After meeting Wednesday with all but one member of the Minnesota Board of Nursing, Gov. Mark Dayton supports the board’s view that it needs structural changes to improve its ability to discipline problem nurses.
“The governor felt the meetings were very constructive,” Dayton’s spokesman, Matt Swenson, said Wednesday. “He found the board members to be very diligent.”
Reacting to a Star Tribune investigative series that began in early October, the governor has previously criticized the board, saying it has been “asleep at the switch” and failed to use its authority to crack down on nurses who commit misconduct. The governor told the Star Tribune last month that he wanted to meet with board members before proposing any specific changes.
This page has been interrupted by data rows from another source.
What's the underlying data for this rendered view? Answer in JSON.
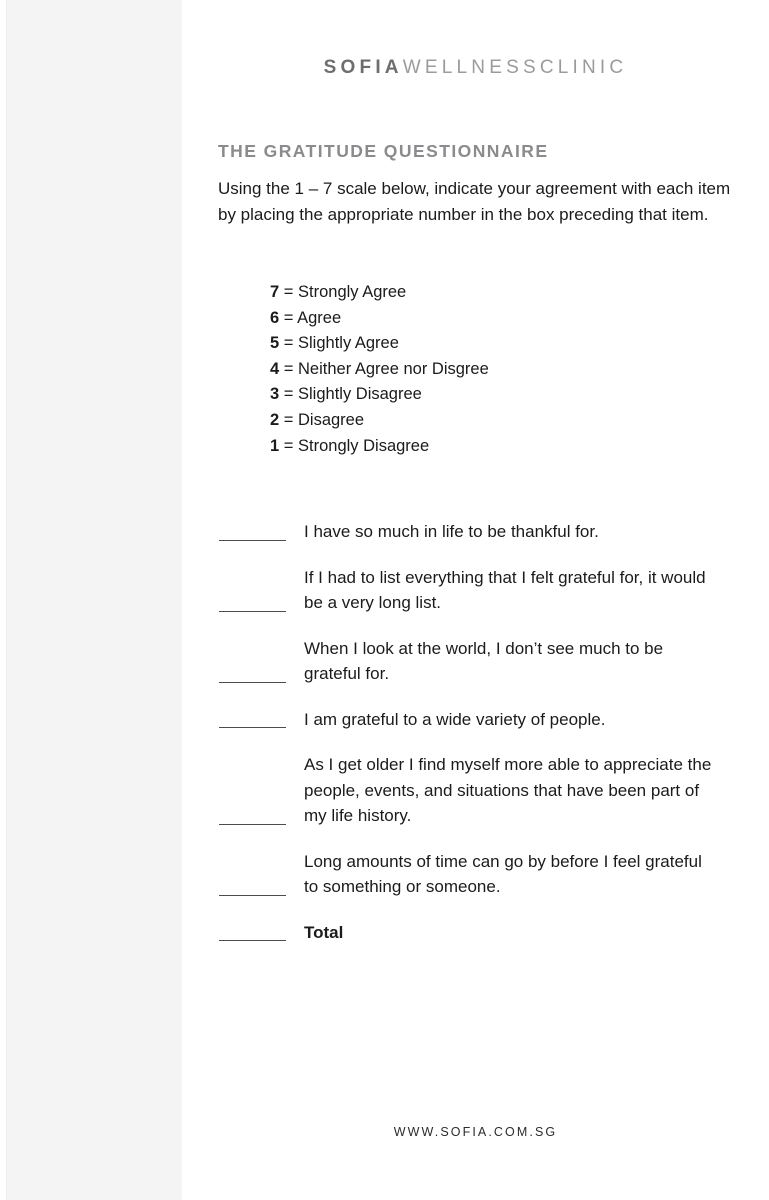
{
  "brand": {
    "strong": "SOFIA",
    "light": "WELLNESSCLINIC"
  },
  "document": {
    "title": "THE GRATITUDE QUESTIONNAIRE",
    "intro": "Using the 1 – 7 scale below, indicate your agreement with each item by placing the appropriate number in the box preceding that item."
  },
  "scale": [
    {
      "number": "7",
      "label": "= Strongly Agree"
    },
    {
      "number": "6",
      "label": "= Agree"
    },
    {
      "number": "5",
      "label": "= Slightly Agree"
    },
    {
      "number": "4",
      "label": "= Neither Agree nor Disgree"
    },
    {
      "number": "3",
      "label": "= Slightly Disagree"
    },
    {
      "number": "2",
      "label": "= Disagree"
    },
    {
      "number": "1",
      "label": "= Strongly Disagree"
    }
  ],
  "items": [
    {
      "text": "I have so much in life to be thankful for.",
      "value": ""
    },
    {
      "text": "If I had to list everything that I felt grateful for, it would be a very long list.",
      "value": ""
    },
    {
      "text": "When I look at the world, I don’t see much to be grateful for.",
      "value": ""
    },
    {
      "text": "I am grateful to a wide variety of people.",
      "value": ""
    },
    {
      "text": "As I get older I find myself more able to appreciate the people, events, and situations that have been part of my life history.",
      "value": ""
    },
    {
      "text": "Long amounts of time can go by before I feel grateful to something or someone.",
      "value": ""
    },
    {
      "text": "Total",
      "value": ""
    }
  ],
  "footer": {
    "url": "WWW.SOFIA.COM.SG"
  },
  "colors": {
    "sidebar": "#f4f4f4",
    "brand_strong": "#6e6e70",
    "brand_light": "#9b9b9d",
    "title": "#8b8b8d",
    "body": "#1b1b1b",
    "rule": "#4c4c4c"
  }
}
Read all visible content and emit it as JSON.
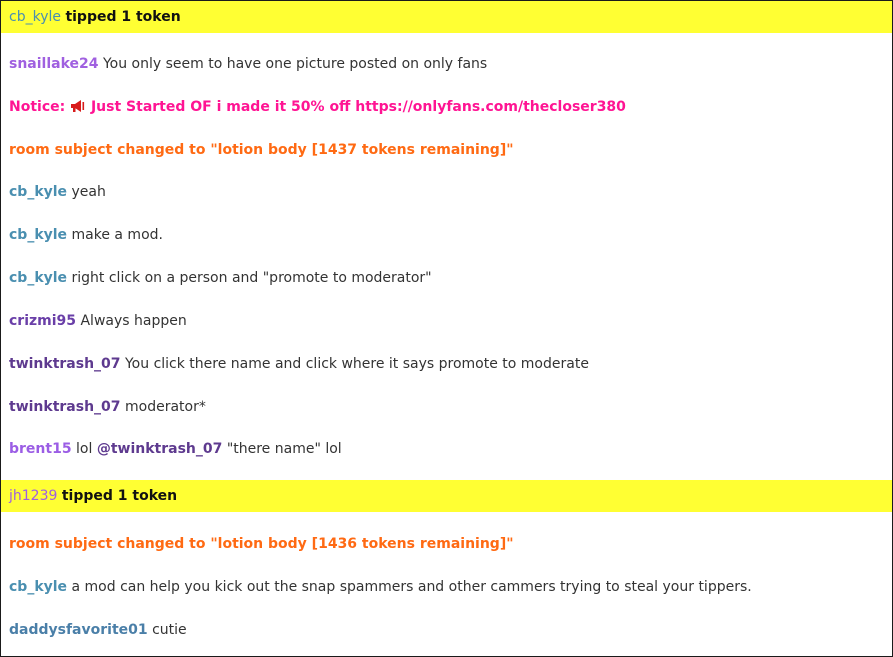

Dayton met with the members in three groups throughout the morning and early afternoon, avoiding any requirement that the meetings be open to the public.
Board President Deborah Haagenson said that during her meeting with the governor, there was no discussion of his past criticisms.
“He did not express any specific concerns,” she said. “I got the sense that he really wanted to listen and hear what our thoughts and perspectives were. He shared that ‘I can tell you really take your work seriously.’ ”
Swenson said the governor has not changed his position on his previous concerns.
“He’s not giving the board a clean bill of health,” Swenson said. “He’s not indicting them, either.”
The Minnesota Board of Nursing oversees the licenses of more than 115,000 nurses and is the state’s largest health licensing board. It has 16 members, 12 of them nurses, all of whom are appointed by the governor.
In an analysis of thousands of Nursing Board records, the Star Tribune has reported how some nurses have kept their licenses despite neglecting patients, stealing drugs from them or practicing while impaired.
Swenson said after the meetings that the governor believed the problems with the board are “more structural in nature.” Swenson cited a lack of communication between the board and a state monitoring program for health care professionals with problems of substance abuse and mental illness.
Last month, the Star Tribune reported that nurses can spend months under the state monitoring program while missing or failing drug tests, and if they are kicked out of the program, it can take months more for the Nursing Board to act. Some nurses have been able to use or steal narcotics while enrolled in the program, records show, while others completed the monitoring but later relapsed, the Star Tribune found.
Swenson said the governor plans to meet with Nursing Board Executive Director Shirley Brekken after Jan. 1 to discuss “what changes should be made both administratively as well as discuss any changes that should be presented to the Legislature.”
Haagenson said many of those changes were discussed during the board’s most recent meeting this month.
Those include gaining the authority to sanction a nurse who has failed out of the state monitoring program and getting access to prescription histories for nurses under investigation and an exemption from portions of the Criminal Rehabilitation Act.
That law directs nearly all state licensing boards to allow professionals with convictions to practice if they can show that they have been rehabilitated.